I think there is a fourth argument here, echoed in the unease of the above paragraph, which is the “slippery slope” argument (as much as I hate that phrase). I know vegans who can eat the occasional egg from their rescued hens and continue to lead a passionately vegan life, but I feel for most people keeping any animal products in their diet will prevent a full transition into veganism, and fully embrace of those ideals.
The most powerful moment in my entire vegan journey was the moment I realized that animal products were no longer food to me. I don’t think that would’ve happened had I kept eating eggs along the way, even those procured in the best of circumstances. Once I had shut that door tight, it still took a very long time for me to work through my carnism, my speciesism, and it’s a journey I will probably be on for the rest of my life. I don’t think I would have come as far in my journey if I was still consuming eggs, even occasionally.
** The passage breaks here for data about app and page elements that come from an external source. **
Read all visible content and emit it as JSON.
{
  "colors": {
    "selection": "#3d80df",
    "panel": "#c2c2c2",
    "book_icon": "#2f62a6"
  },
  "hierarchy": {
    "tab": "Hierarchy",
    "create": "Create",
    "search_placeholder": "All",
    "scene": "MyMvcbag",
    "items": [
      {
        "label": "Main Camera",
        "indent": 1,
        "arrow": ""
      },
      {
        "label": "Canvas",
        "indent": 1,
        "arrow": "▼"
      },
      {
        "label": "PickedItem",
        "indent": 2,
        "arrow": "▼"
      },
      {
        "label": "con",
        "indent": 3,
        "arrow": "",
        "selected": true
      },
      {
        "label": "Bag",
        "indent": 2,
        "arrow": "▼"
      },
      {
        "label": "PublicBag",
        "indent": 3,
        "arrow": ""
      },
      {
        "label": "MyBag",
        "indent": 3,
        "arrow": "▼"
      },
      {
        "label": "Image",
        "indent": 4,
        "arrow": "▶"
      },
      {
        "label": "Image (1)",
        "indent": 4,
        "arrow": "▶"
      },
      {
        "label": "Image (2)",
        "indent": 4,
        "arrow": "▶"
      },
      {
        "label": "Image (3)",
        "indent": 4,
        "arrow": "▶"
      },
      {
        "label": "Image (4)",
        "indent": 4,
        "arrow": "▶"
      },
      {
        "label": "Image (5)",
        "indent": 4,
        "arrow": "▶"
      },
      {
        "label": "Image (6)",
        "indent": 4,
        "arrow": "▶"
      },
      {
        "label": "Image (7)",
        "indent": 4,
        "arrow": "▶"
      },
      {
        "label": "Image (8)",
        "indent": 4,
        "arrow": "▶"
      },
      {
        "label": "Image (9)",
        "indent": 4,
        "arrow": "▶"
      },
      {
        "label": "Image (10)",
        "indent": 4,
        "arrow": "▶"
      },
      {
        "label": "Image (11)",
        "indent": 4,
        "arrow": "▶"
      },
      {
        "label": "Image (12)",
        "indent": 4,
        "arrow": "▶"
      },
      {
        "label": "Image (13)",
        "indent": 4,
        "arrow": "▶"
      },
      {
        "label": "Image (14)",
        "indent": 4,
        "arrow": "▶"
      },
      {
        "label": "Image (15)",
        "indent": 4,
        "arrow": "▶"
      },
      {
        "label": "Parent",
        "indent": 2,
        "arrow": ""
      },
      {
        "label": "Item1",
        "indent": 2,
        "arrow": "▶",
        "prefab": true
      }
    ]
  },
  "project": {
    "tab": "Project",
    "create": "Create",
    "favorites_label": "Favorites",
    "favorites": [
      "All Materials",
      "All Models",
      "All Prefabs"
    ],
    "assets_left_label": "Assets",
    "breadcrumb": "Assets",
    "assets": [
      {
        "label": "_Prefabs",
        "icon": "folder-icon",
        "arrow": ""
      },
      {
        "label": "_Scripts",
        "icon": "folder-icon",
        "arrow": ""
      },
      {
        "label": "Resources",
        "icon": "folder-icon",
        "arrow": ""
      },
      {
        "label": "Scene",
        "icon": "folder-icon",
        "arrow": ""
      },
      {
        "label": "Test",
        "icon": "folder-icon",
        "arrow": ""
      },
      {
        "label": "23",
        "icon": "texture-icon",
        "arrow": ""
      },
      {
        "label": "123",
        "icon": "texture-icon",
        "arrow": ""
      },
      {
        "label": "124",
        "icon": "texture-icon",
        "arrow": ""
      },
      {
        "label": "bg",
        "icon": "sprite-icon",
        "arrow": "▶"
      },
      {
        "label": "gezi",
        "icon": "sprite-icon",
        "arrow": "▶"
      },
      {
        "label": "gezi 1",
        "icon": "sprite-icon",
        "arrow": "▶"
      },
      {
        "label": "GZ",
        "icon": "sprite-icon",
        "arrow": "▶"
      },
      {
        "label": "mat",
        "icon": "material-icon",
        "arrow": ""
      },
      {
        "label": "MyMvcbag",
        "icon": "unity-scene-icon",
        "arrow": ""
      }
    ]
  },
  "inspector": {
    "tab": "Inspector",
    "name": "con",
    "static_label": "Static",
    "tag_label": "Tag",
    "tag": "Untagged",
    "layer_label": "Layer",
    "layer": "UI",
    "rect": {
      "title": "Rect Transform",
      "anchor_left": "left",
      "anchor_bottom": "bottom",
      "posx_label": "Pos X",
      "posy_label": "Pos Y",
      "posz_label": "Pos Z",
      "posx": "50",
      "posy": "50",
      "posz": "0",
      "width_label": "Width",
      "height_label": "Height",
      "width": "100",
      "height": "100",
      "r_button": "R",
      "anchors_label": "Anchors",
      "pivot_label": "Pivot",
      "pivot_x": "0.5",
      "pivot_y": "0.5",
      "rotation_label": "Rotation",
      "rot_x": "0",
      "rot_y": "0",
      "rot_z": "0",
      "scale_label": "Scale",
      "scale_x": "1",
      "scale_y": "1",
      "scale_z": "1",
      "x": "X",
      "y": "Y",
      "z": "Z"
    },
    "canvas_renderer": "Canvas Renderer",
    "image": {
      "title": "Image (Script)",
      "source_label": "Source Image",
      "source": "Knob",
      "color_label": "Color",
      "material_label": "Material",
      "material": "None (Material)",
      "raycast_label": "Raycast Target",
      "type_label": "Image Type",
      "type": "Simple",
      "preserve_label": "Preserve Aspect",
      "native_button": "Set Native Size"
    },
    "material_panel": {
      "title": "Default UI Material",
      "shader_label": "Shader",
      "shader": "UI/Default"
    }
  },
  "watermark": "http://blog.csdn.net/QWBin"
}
I read a great article on Free From Harm that touches on this topic: What’s the Point of Keeping a Hen Who Cannot Lay Eggs? This poses a great litmus test: are you adopting the pet chickens FOR their eggs? Would you adopt one who couldn’t lay any?
I know I didn’t really answer this question, or give you a good snappy response for when it’s posed by a carnist, but this is something I’m still working my way through and I think it’s ok to admit sometimes that we don’t have all the answers. This is one I’d love to hear from others on, I know people feel passionately on both sides of this issue.
I have to agree that unfortunately there probably isn’t a really clear cut or direct answer for this… I don’t think I would take someone’s “vegan-card” if they ate the occasional egg from their rescue chicken, but I don’t necessarily condone it either. I think believing that eating eggs is ok still smacks of a sense of ownership over animals. That they are lesser beings than us and we can take from them as long as we treat them “well” or have good intentions.
I know I know… but what harm is REALLY being done by eating the eggs? Well quite honestly I don’t know that there is direct harm being done to the chicken. And as much as I usually HATE slippery slope arguments (and I can’t even believe I’m using one right now) but I really do think that as long as we continue to view animals and their excretions as products we can consume, then we will always leave the door open for exploiting them.
I think it’s possible that some people might adopt rescue chickens, so they can eat their eggs without feeling guilty. Then you end up with rescue chickens that have found homes, but maybe some of them end up still being treated more like property than a living being. I’m sure that there are people out there now who love and take care of rescue chickens because they genuinely care about the animals and are able to eat the eggs without abusing the situation, but I think this could be the exception and not necessarily the rule.